If a piece is really good, and I mean really good, something that only comes along once in a while, the piece doesn’t need ANYTHING else. Most of what we see in the still photography world isn’t great, so perhaps adding sound and motion are crutches used to salvage average work. Look around, you’ll see what I’m talking about.
When a still image is great, and again I mean great, when you look at it you can smell it, hear it, as well as see it. All of these senses are triggered by the magic image, but more importantly by your MIND. Your senses are engaged because your mind is activated.
I think the multimedia push, in some ways, is a tad lazy, not just in the way most pieces are edited or run too long, but in the sense you might not really be that engaged by the imagery because you are simultaneously being bombarded by sound and motion in addition to the photograph. . Your brain is multitasking, and is trying to deal with at least three things at once. I my mind, that equates directly to one third of the attention going to the image.
A still image requires something on the part of the viewer. A still image is confrontational and solitary. You either engage or you don’t. But I think we have all had that moment when you looked across a space and first set eyes upon an image that nearly stopped your heart. THAT is what I love about still photography.
Let’s go back to Vietnam. When I think of this war, what comes to mind? In my case, still images, not television.
So where are we?
We are just here, today, in 2010, and we have much on our plates. I’m not sure how much I’ll contemplate the future anymore because to do my best work, I really need to concentrate on the now.

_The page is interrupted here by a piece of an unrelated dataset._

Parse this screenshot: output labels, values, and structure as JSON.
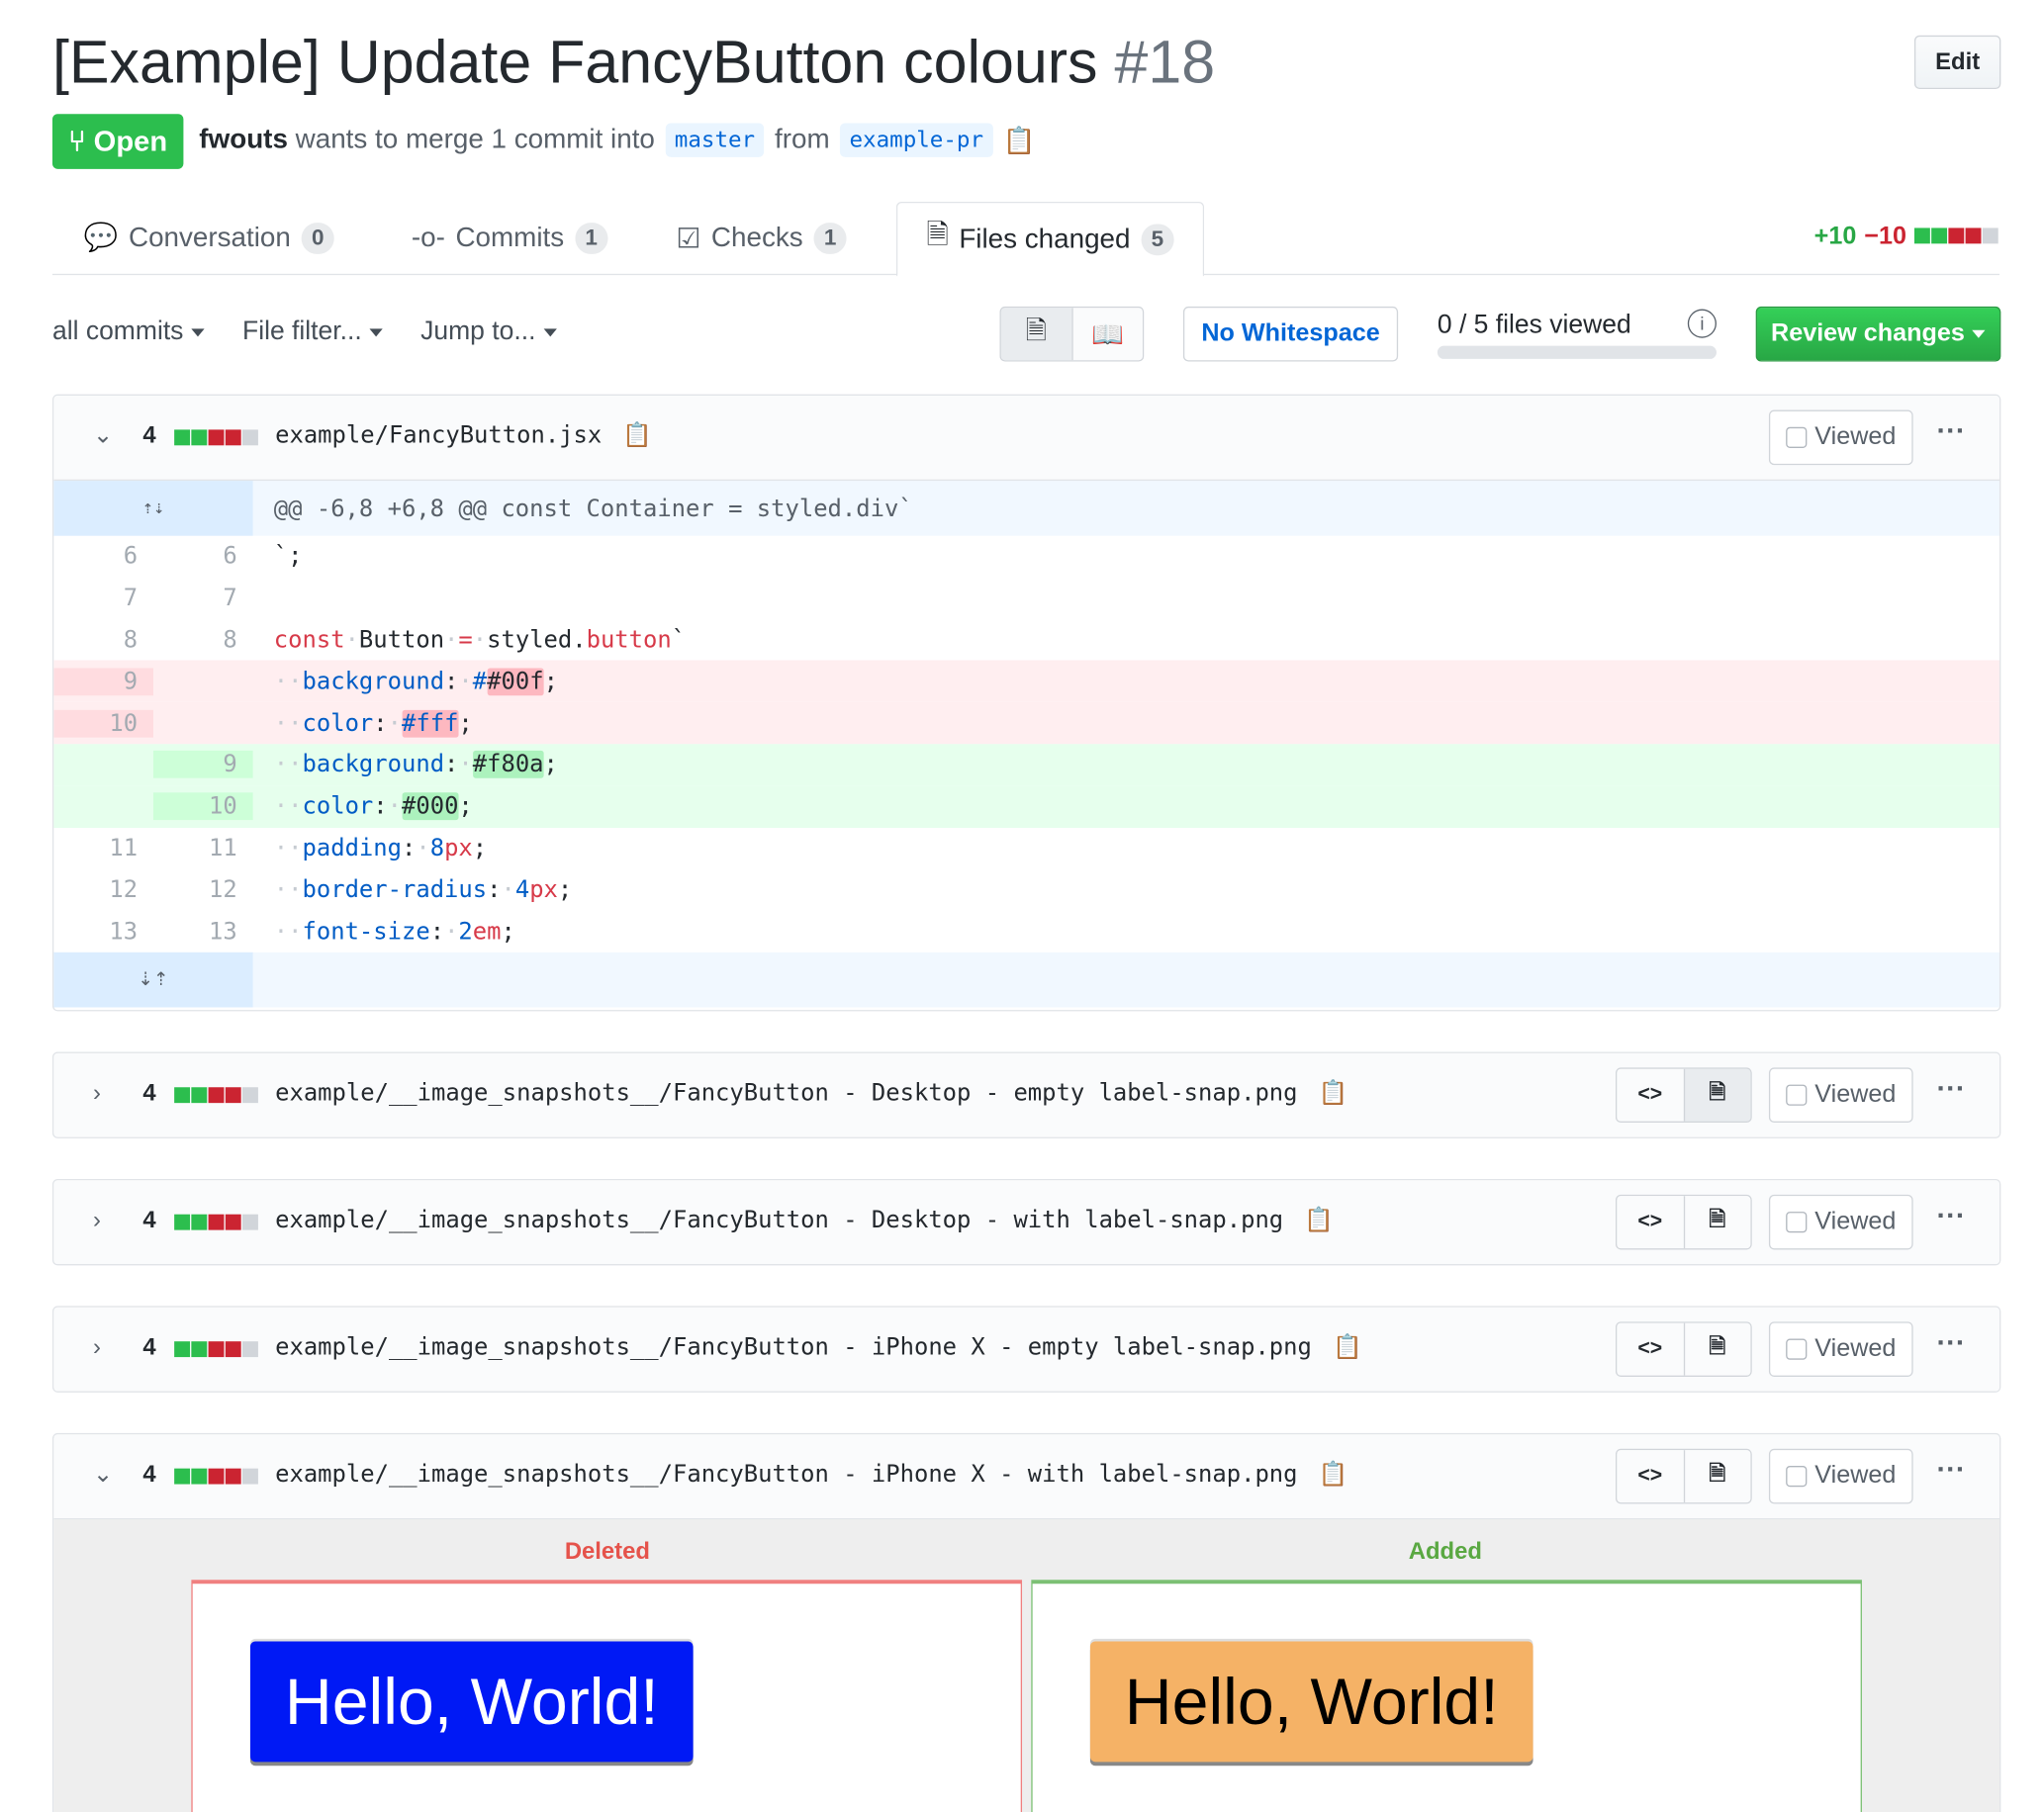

Will I watch TV this year, you bet your ass, starting with tonight’s BCS game. But when it ends, I’ll turn it off and go back to my life, and my pursuit of making still images.